Excerpts from an interface dataset:
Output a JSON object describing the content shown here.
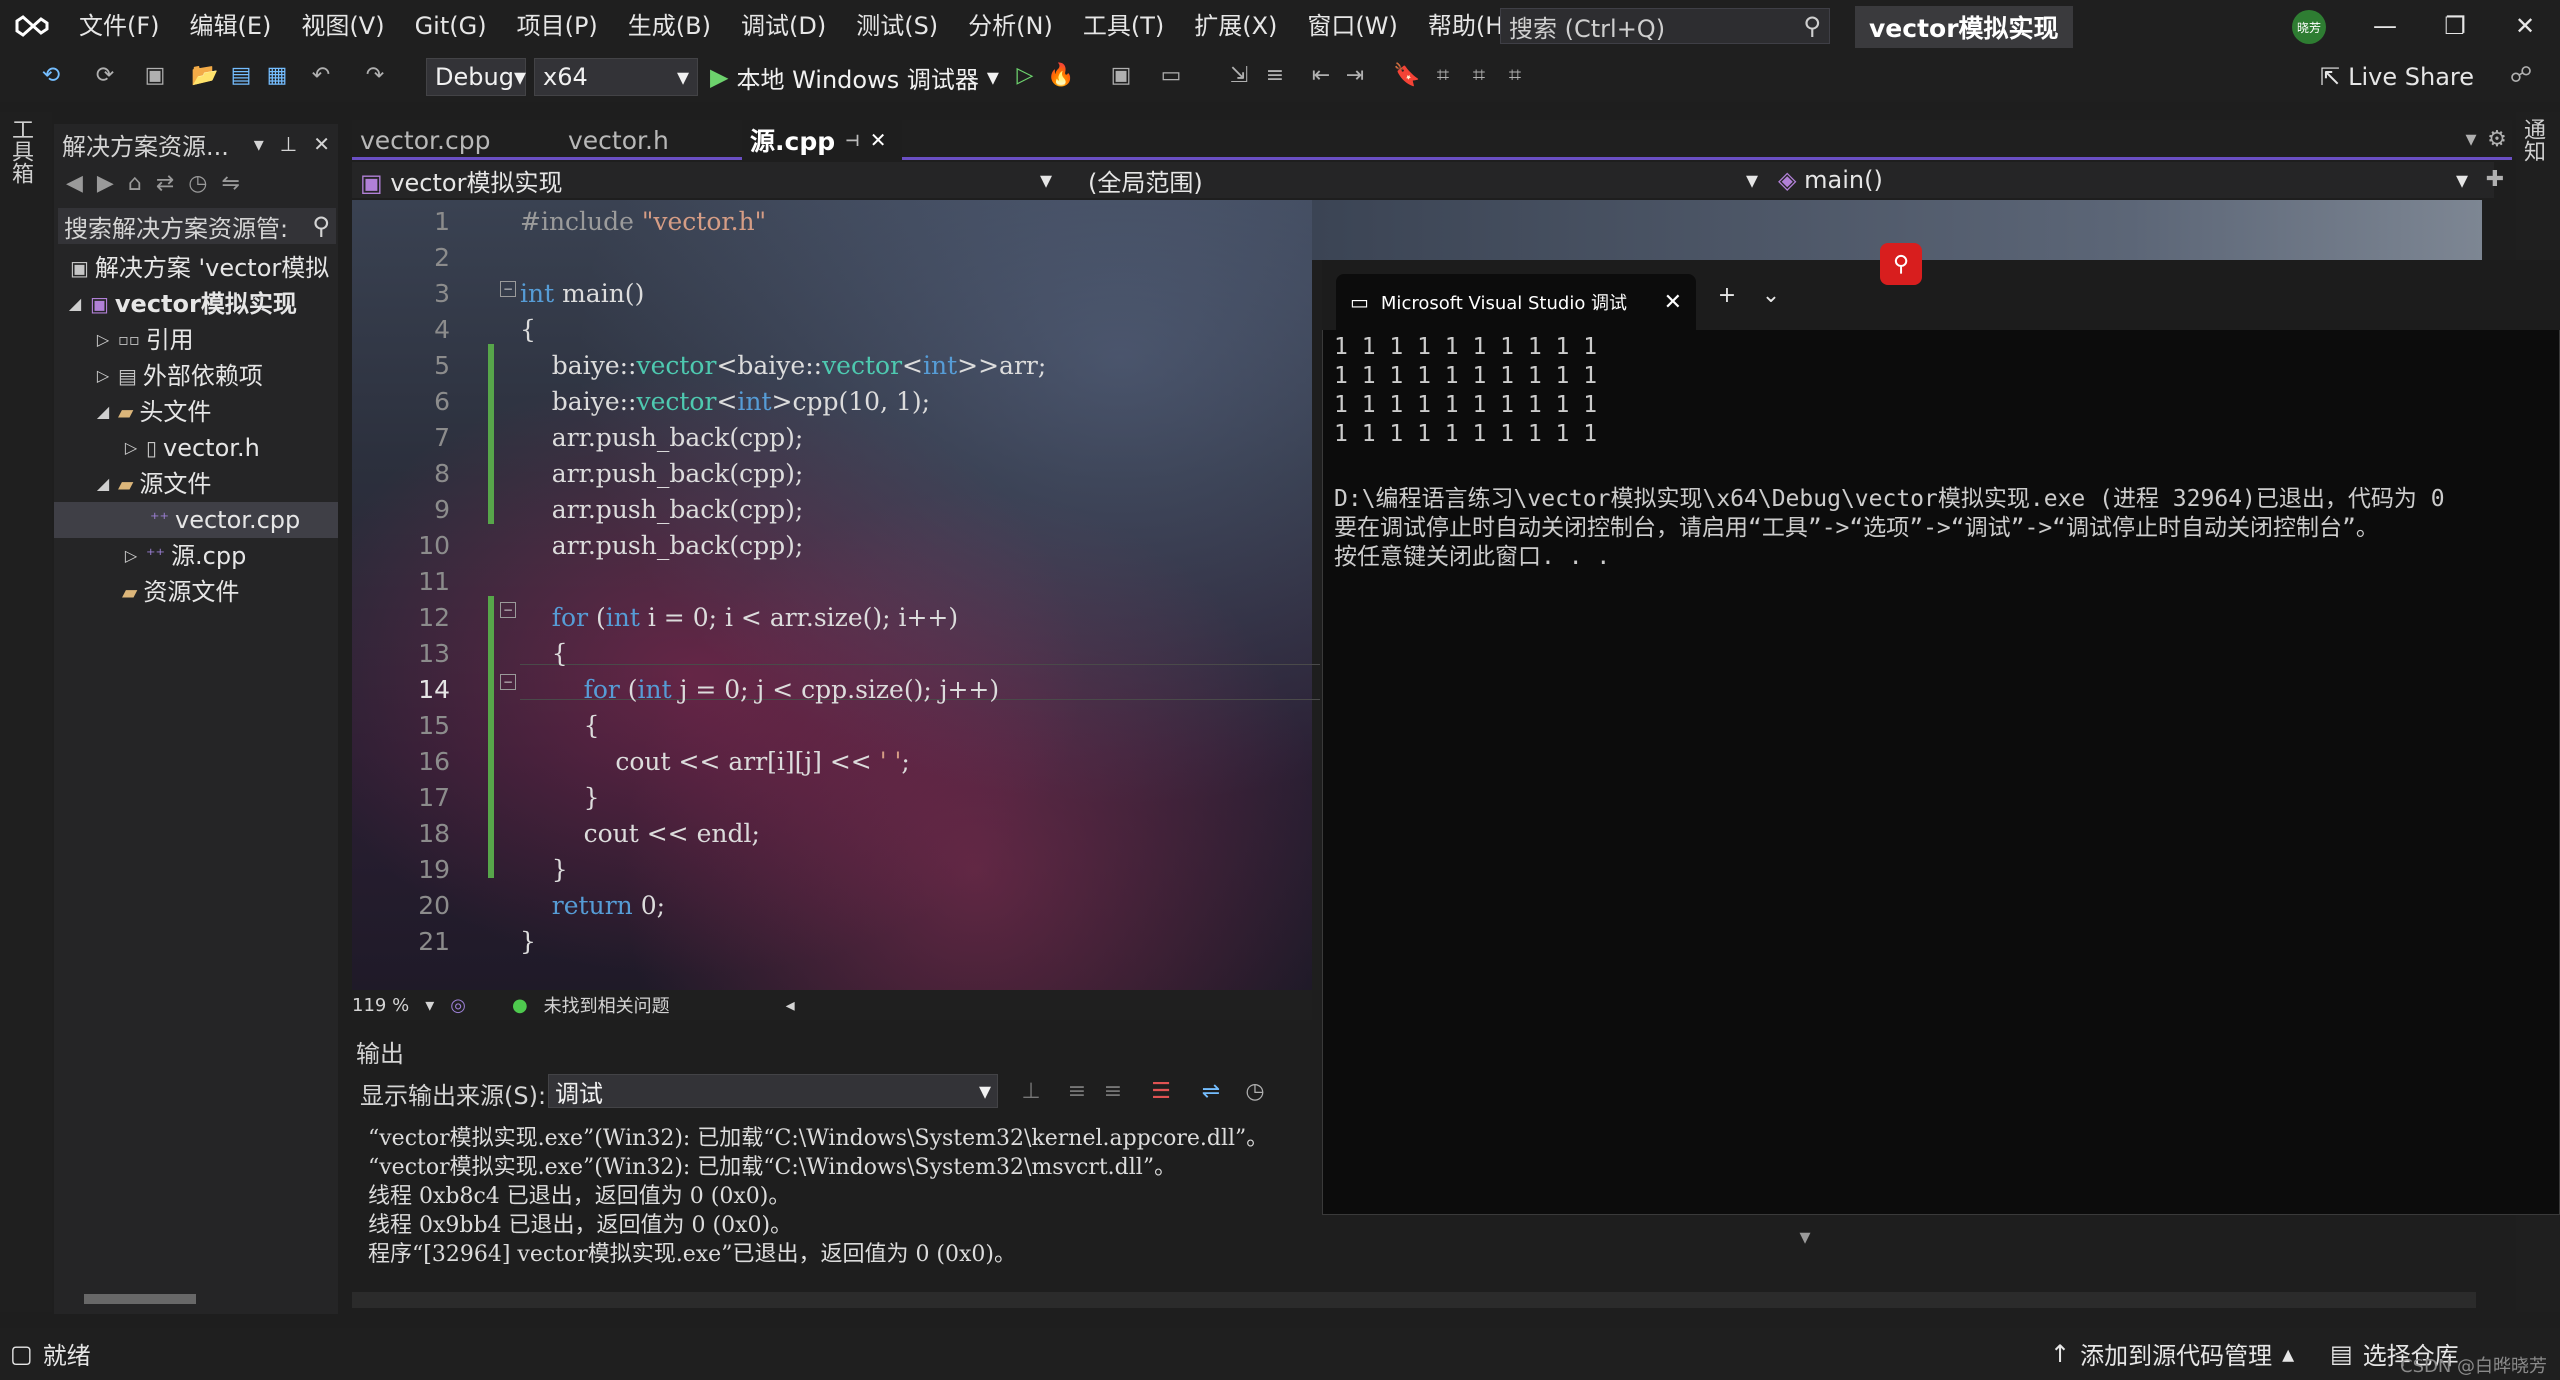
{
  "menu": [
    "文件(F)",
    "编辑(E)",
    "视图(V)",
    "Git(G)",
    "项目(P)",
    "生成(B)",
    "调试(D)",
    "测试(S)",
    "分析(N)",
    "工具(T)",
    "扩展(X)",
    "窗口(W)",
    "帮助(H)"
  ],
  "search": {
    "placeholder": "搜索 (Ctrl+Q)"
  },
  "solution_title": "vector模拟实现",
  "user_initials": "晓芳",
  "toolbar": {
    "config": "Debug",
    "platform": "x64",
    "run_label": "本地 Windows 调试器",
    "live_share": "Live Share"
  },
  "side_tabs": {
    "toolbox": "工具箱",
    "notifications": "通知"
  },
  "solution_explorer": {
    "title": "解决方案资源...",
    "search_placeholder": "搜索解决方案资源管:",
    "tree": [
      {
        "label": "解决方案 'vector模拟",
        "level": 0
      },
      {
        "label": "vector模拟实现",
        "level": 1
      },
      {
        "label": "引用",
        "level": 2
      },
      {
        "label": "外部依赖项",
        "level": 2
      },
      {
        "label": "头文件",
        "level": 2
      },
      {
        "label": "vector.h",
        "level": 3
      },
      {
        "label": "源文件",
        "level": 2
      },
      {
        "label": "vector.cpp",
        "level": 3
      },
      {
        "label": "源.cpp",
        "level": 3
      },
      {
        "label": "资源文件",
        "level": 2
      }
    ]
  },
  "editor": {
    "tabs": [
      "vector.cpp",
      "vector.h",
      "源.cpp"
    ],
    "active_tab": "源.cpp",
    "nav_project": "vector模拟实现",
    "nav_scope": "(全局范围)",
    "nav_member": "main()",
    "line_numbers": [
      "1",
      "2",
      "3",
      "4",
      "5",
      "6",
      "7",
      "8",
      "9",
      "10",
      "11",
      "12",
      "13",
      "14",
      "15",
      "16",
      "17",
      "18",
      "19",
      "20",
      "21"
    ],
    "current_line": "14",
    "zoom": "119 %",
    "issues": "未找到相关问题"
  },
  "code": [
    "#include \"vector.h\"",
    "",
    "int main()",
    "{",
    "    baiye::vector<baiye::vector<int>>arr;",
    "    baiye::vector<int>cpp(10, 1);",
    "    arr.push_back(cpp);",
    "    arr.push_back(cpp);",
    "    arr.push_back(cpp);",
    "    arr.push_back(cpp);",
    "",
    "    for (int i = 0; i < arr.size(); i++)",
    "    {",
    "        for (int j = 0; j < cpp.size(); j++)",
    "        {",
    "            cout << arr[i][j] << ' ';",
    "        }",
    "        cout << endl;",
    "    }",
    "    return 0;",
    "}"
  ],
  "output": {
    "title": "输出",
    "source_label": "显示输出来源(S):",
    "source_value": "调试",
    "lines": [
      "“vector模拟实现.exe”(Win32): 已加载“C:\\Windows\\System32\\kernel.appcore.dll”。",
      "“vector模拟实现.exe”(Win32): 已加载“C:\\Windows\\System32\\msvcrt.dll”。",
      "线程 0xb8c4 已退出，返回值为 0 (0x0)。",
      "线程 0x9bb4 已退出，返回值为 0 (0x0)。",
      "程序“[32964] vector模拟实现.exe”已退出，返回值为 0 (0x0)。"
    ]
  },
  "console": {
    "tab_title": "Microsoft Visual Studio 调试",
    "lines": [
      "1 1 1 1 1 1 1 1 1 1",
      "1 1 1 1 1 1 1 1 1 1",
      "1 1 1 1 1 1 1 1 1 1",
      "1 1 1 1 1 1 1 1 1 1",
      "",
      "D:\\编程语言练习\\vector模拟实现\\x64\\Debug\\vector模拟实现.exe (进程 32964)已退出，代码为 0",
      "要在调试停止时自动关闭控制台，请启用“工具”->“选项”->“调试”->“调试停止时自动关闭控制台”。",
      "按任意键关闭此窗口. . ."
    ]
  },
  "status": {
    "ready": "就绪",
    "source_control": "添加到源代码管理",
    "repo": "选择仓库",
    "watermark": "CSDN @白晔晓芳"
  }
}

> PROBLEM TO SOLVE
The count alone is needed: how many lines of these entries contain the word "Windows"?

> TASK OUTPUT
3